» GOAL OF THE EXERCISE: Output every line below as it stands, dropping only the images.

__________________________________________________

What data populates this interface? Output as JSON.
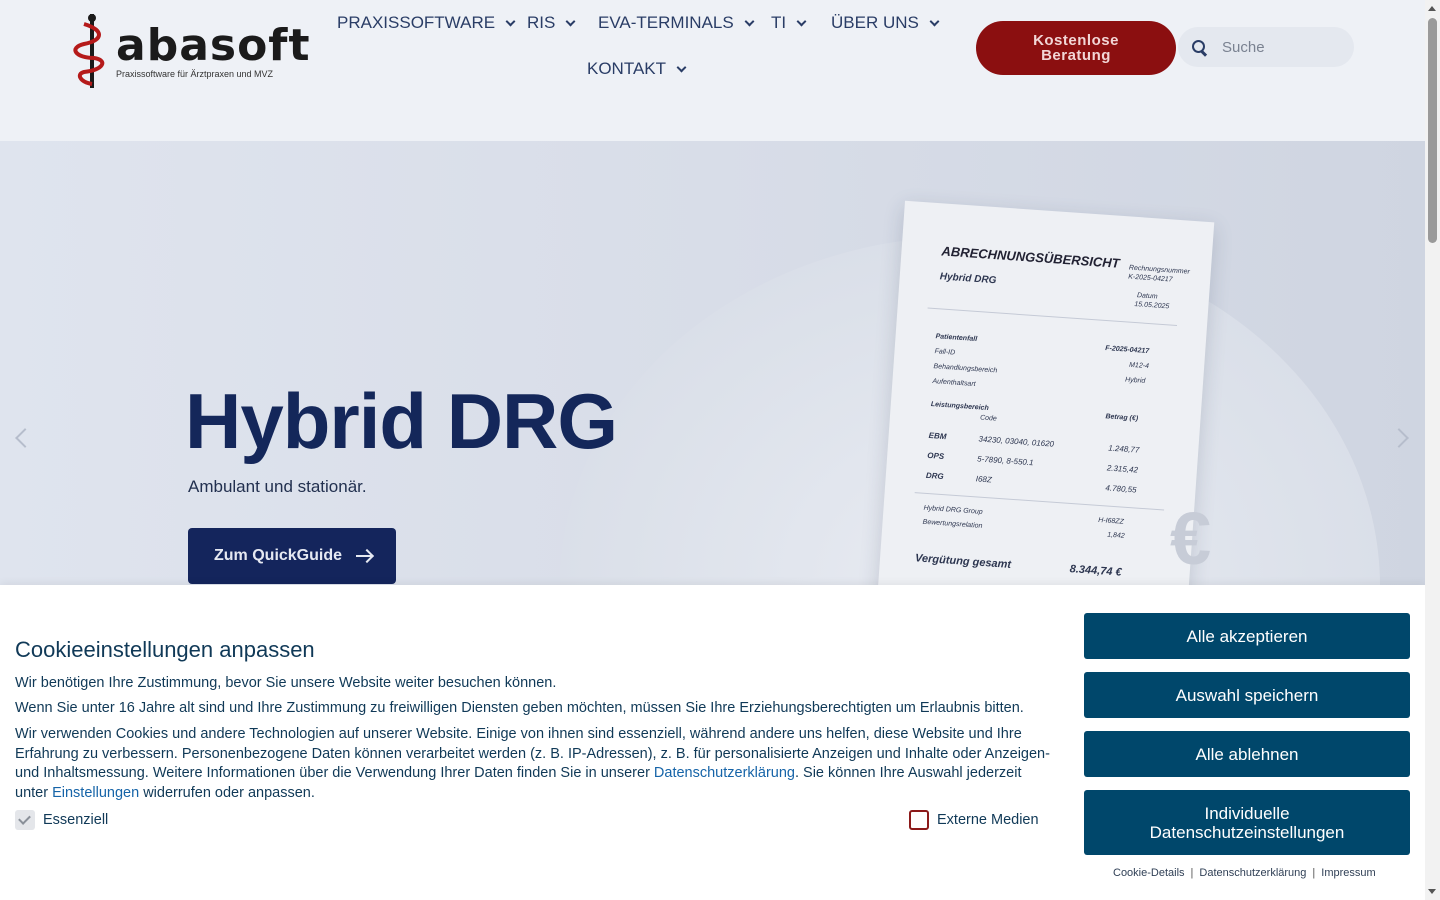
{
  "brand": {
    "logo_text": "abasoft",
    "logo_tagline": "Praxissoftware für Ärztpraxen und MVZ"
  },
  "nav": {
    "items": [
      {
        "label": "PRAXISSOFTWARE"
      },
      {
        "label": "RIS"
      },
      {
        "label": "EVA-TERMINALS"
      },
      {
        "label": "TI"
      },
      {
        "label": "ÜBER UNS"
      },
      {
        "label": "KONTAKT"
      }
    ],
    "cta_label": "Kostenlose Beratung",
    "search_placeholder": "Suche"
  },
  "hero": {
    "title": "Hybrid DRG",
    "subtitle": "Ambulant und stationär.",
    "button_label": "Zum QuickGuide",
    "invoice": {
      "title": "ABRECHNUNGSÜBERSICHT",
      "subtitle": "Hybrid DRG",
      "meta_number_label": "Rechnungsnummer",
      "meta_number": "K-2025-04217",
      "meta_date_label": "Datum",
      "meta_date": "15.05.2025",
      "patient_label": "Patientenfall",
      "patient_value": "F-2025-04217",
      "fall_id_label": "Fall-ID",
      "fall_id_value": "M12-4",
      "bereich_label": "Behandlungsbereich",
      "bereich_value": "Hybrid",
      "aufenthalt_label": "Aufenthaltsart",
      "leistung_label": "Leistungsbereich",
      "code_label": "Code",
      "betrag_label": "Betrag (€)",
      "rows": [
        {
          "name": "EBM",
          "code": "34230, 03040, 01620",
          "amount": "1.248,77"
        },
        {
          "name": "OPS",
          "code": "5-7890, 8-550.1",
          "amount": "2.315,42"
        },
        {
          "name": "DRG",
          "code": "I68Z",
          "amount": "4.780,55"
        }
      ],
      "group_label": "Hybrid DRG Group",
      "group_value": "H-I68ZZ",
      "relation_label": "Bewertungsrelation",
      "relation_value": "1,842",
      "total_label": "Vergütung gesamt",
      "total_value": "8.344,74 €"
    }
  },
  "cookie": {
    "title": "Cookieeinstellungen anpassen",
    "p1": "Wir benötigen Ihre Zustimmung, bevor Sie unsere Website weiter besuchen können.",
    "p2": "Wenn Sie unter 16 Jahre alt sind und Ihre Zustimmung zu freiwilligen Diensten geben möchten, müssen Sie Ihre Erziehungsberechtigten um Erlaubnis bitten.",
    "p3_a": "Wir verwenden Cookies und andere Technologien auf unserer Website. Einige von ihnen sind essenziell, während andere uns helfen, diese Website und Ihre Erfahrung zu verbessern. Personenbezogene Daten können verarbeitet werden (z. B. IP-Adressen), z. B. für personalisierte Anzeigen und Inhalte oder Anzeigen- und Inhaltsmessung. Weitere Informationen über die Verwendung Ihrer Daten finden Sie in unserer ",
    "p3_link1": "Datenschutzerklärung",
    "p3_b": ". Sie können Ihre Auswahl jederzeit unter ",
    "p3_link2": "Einstellungen",
    "p3_c": " widerrufen oder anpassen.",
    "checkbox_essential": "Essenziell",
    "checkbox_external": "Externe Medien",
    "buttons": {
      "accept_all": "Alle akzeptieren",
      "save": "Auswahl speichern",
      "reject_all": "Alle ablehnen",
      "individual": "Individuelle Datenschutzeinstellungen"
    },
    "links": {
      "details": "Cookie-Details",
      "privacy": "Datenschutzerklärung",
      "imprint": "Impressum",
      "separator": "|"
    }
  },
  "colors": {
    "header_bg": "#eef1f6",
    "cta_bg": "#8b0f10",
    "hero_title": "#14275a",
    "cookie_button": "#00476b",
    "cookie_text": "#103957",
    "link": "#1664a8"
  }
}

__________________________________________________

» RESULT OF THE TASK:
What data populates this interface? Output as JSON.
{
  "brand": {
    "logo_text": "abasoft",
    "logo_tagline": "Praxissoftware für Ärztpraxen und MVZ"
  },
  "nav": {
    "items": [
      {
        "label": "PRAXISSOFTWARE"
      },
      {
        "label": "RIS"
      },
      {
        "label": "EVA-TERMINALS"
      },
      {
        "label": "TI"
      },
      {
        "label": "ÜBER UNS"
      },
      {
        "label": "KONTAKT"
      }
    ],
    "cta_label": "Kostenlose Beratung",
    "search_placeholder": "Suche"
  },
  "hero": {
    "title": "Hybrid DRG",
    "subtitle": "Ambulant und stationär.",
    "button_label": "Zum QuickGuide",
    "invoice": {
      "title": "ABRECHNUNGSÜBERSICHT",
      "subtitle": "Hybrid DRG",
      "meta_number_label": "Rechnungsnummer",
      "meta_number": "K-2025-04217",
      "meta_date_label": "Datum",
      "meta_date": "15.05.2025",
      "patient_label": "Patientenfall",
      "patient_value": "F-2025-04217",
      "fall_id_label": "Fall-ID",
      "fall_id_value": "M12-4",
      "bereich_label": "Behandlungsbereich",
      "bereich_value": "Hybrid",
      "aufenthalt_label": "Aufenthaltsart",
      "leistung_label": "Leistungsbereich",
      "code_label": "Code",
      "betrag_label": "Betrag (€)",
      "rows": [
        {
          "name": "EBM",
          "code": "34230, 03040, 01620",
          "amount": "1.248,77"
        },
        {
          "name": "OPS",
          "code": "5-7890, 8-550.1",
          "amount": "2.315,42"
        },
        {
          "name": "DRG",
          "code": "I68Z",
          "amount": "4.780,55"
        }
      ],
      "group_label": "Hybrid DRG Group",
      "group_value": "H-I68ZZ",
      "relation_label": "Bewertungsrelation",
      "relation_value": "1,842",
      "total_label": "Vergütung gesamt",
      "total_value": "8.344,74 €"
    }
  },
  "cookie": {
    "title": "Cookieeinstellungen anpassen",
    "p1": "Wir benötigen Ihre Zustimmung, bevor Sie unsere Website weiter besuchen können.",
    "p2": "Wenn Sie unter 16 Jahre alt sind und Ihre Zustimmung zu freiwilligen Diensten geben möchten, müssen Sie Ihre Erziehungsberechtigten um Erlaubnis bitten.",
    "p3_a": "Wir verwenden Cookies und andere Technologien auf unserer Website. Einige von ihnen sind essenziell, während andere uns helfen, diese Website und Ihre Erfahrung zu verbessern. Personenbezogene Daten können verarbeitet werden (z. B. IP-Adressen), z. B. für personalisierte Anzeigen und Inhalte oder Anzeigen- und Inhaltsmessung. Weitere Informationen über die Verwendung Ihrer Daten finden Sie in unserer ",
    "p3_link1": "Datenschutzerklärung",
    "p3_b": ". Sie können Ihre Auswahl jederzeit unter ",
    "p3_link2": "Einstellungen",
    "p3_c": " widerrufen oder anpassen.",
    "checkbox_essential": "Essenziell",
    "checkbox_external": "Externe Medien",
    "buttons": {
      "accept_all": "Alle akzeptieren",
      "save": "Auswahl speichern",
      "reject_all": "Alle ablehnen",
      "individual": "Individuelle Datenschutzeinstellungen"
    },
    "links": {
      "details": "Cookie-Details",
      "privacy": "Datenschutzerklärung",
      "imprint": "Impressum",
      "separator": "|"
    }
  },
  "colors": {
    "header_bg": "#eef1f6",
    "cta_bg": "#8b0f10",
    "hero_title": "#14275a",
    "cookie_button": "#00476b",
    "cookie_text": "#103957",
    "link": "#1664a8"
  }
}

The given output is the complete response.